Last Updated on May 29, 2024 by Alarm New England

Keeping track of your employee turnover, stored inventory, employee information, and valuables in display cases can be tricky.

Each business owner has unique security needs that can easily be met by an access control system. But what exactly are the components of an access control system? In this overview, we will discuss this question in more detail.

Access Control System Hardware

Here is a brief guide to various access control system parts.

Key cards and fobs

One of the things that buildings have to replace quite often is keys. However, when you have an access control system in place, key cards or access cards take the place of keys. Key cards will not only save you money on key replacement costs but are also easier to store.

Key cards allow you to access your building or certain rooms in a building by simply scanning or swiping them through a reader. Because each card is uniquely encoded, you can determine what door it can access. Essentially, this means that some areas of your building can remain inaccessible if need be.

Key cards are normally no larger than a normal bank card, which means they can easily fit inside a wallet. You can disable a key card at any time. In other words, if you lost your card or it got stolen, you won’t need to worry about any unwelcome visitors being able to access your facility.
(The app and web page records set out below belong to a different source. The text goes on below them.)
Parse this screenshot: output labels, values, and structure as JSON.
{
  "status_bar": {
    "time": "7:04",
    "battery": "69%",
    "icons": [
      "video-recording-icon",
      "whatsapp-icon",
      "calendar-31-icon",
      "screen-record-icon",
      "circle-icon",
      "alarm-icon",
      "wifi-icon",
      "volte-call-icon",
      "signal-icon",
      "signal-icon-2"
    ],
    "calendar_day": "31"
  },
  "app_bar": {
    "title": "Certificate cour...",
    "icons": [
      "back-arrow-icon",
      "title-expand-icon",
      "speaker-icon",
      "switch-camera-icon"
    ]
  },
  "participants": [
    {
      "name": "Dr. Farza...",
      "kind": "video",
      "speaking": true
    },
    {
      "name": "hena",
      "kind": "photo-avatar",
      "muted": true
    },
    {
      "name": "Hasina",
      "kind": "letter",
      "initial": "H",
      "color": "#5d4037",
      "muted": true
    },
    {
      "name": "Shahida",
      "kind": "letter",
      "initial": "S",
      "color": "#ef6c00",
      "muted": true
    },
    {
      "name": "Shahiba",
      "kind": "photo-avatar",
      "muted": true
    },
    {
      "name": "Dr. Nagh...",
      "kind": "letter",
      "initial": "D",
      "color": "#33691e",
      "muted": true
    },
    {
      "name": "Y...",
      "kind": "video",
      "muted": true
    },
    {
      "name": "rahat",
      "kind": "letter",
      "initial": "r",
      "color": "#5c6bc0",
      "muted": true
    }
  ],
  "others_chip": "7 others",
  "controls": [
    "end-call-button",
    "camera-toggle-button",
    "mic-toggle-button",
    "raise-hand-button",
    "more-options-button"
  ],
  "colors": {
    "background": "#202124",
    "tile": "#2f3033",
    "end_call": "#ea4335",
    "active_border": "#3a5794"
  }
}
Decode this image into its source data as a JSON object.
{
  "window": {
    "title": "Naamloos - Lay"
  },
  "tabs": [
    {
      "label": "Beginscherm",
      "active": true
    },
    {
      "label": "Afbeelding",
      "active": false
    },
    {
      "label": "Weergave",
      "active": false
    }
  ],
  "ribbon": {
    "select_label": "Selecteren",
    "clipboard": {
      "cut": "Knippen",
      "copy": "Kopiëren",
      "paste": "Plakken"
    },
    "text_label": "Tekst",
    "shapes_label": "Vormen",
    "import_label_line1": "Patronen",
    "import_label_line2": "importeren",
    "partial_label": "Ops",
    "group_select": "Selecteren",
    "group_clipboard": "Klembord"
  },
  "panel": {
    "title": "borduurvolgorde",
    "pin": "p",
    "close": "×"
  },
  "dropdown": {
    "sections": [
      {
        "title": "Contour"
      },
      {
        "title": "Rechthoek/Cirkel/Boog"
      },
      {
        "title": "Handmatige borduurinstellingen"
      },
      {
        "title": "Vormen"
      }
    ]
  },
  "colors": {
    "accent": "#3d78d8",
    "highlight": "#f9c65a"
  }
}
You can also get fobs or key cards that grant access based on proximity. These work using radio-frequency identification (RFID), and you simply need to hold up the card or fob to the reader to gain entry.

Key card readers

One of the most important parts of a door access control system is the card reader. This electronic device scans the entry cards to grant your access to a building or room. While there are several types of card readers, they are all programmed to read the unique code of an entry card.

Decide which type of card reader will work best for your business before investing in an access control system. Card readers normally attach to the door itself or can be mounted to the wall next to the door they control.

The more restricted areas you have, the more card readers you will need. The great thing about them is that you don’t have to enter a password to enter. You can simply swipe, scan, or insert your key card to enter the room.


If you prefer to not use entry cards to gain access to a building or restricted area, then keypads may be the perfect solution for you.

With a keypad, you don’t have to keep tabs on any access control parts. Instead of scanning an entry card, you can enter a passcode on a numeric keypad to enter a building or room.

However, it doesn’t have to be an either-or situation. You can use both card readers and keypads in your access control system.

Keypads act as an extra layer of security. You can use both a card reader and a keypad at the same door if need be.

Biometric readers

Keyless access systems

If you don’t want to carry around a key card or remember a pin code, then you could opt for a keyless system or smart lock. This can function using your smartphone. The reader uses Bluetooth to communicate with your phone and grant access via an app.

Keyless systems are convenient and secure as you need to have the right credentials on your phone in order to gain access.

Locking components

Every door needs a lock. With access control systems, this lock is electronic so that it functions alongside the card reader or keypad to lock or unlock the doors when access is granted to a building or a room.

There is more than one type of electronic hardware available, such as electromagnetic locks or electric strikes. The electric lock hardware you install will be dependent on the type of door.

Electric lock hardware allows you to freely exit the building whenever you need to. This means that in case of an emergency, you can unlock all doors instantaneously, ensuring that everyone will be able to get to safety and not be hindered by your access control system hardware.

Field control panels

Field control panels are the parts of door access control systems that help connect all elements together via a control panel. These panels are responsible for processing and relaying access control activity throughout the entire building to the access control software.

If you have a relatively large building with lots of access control activity, then you will need more panels. If you have a smaller location, then you may need to install only a couple of panels.

These panels are typically installed via electrical, communication, or telephone closets.


To ensure the safety of staff or customers, access control systems often connect to fire or intrusion alarms. This helps your entire business security system to work in unison should an emergency occur.

If a fire breaks out or an unauthorized person attempts to access doors that are controlled by electric lock hardware, your access control system can sound an alarm.

Installing an Access Control System in Your Building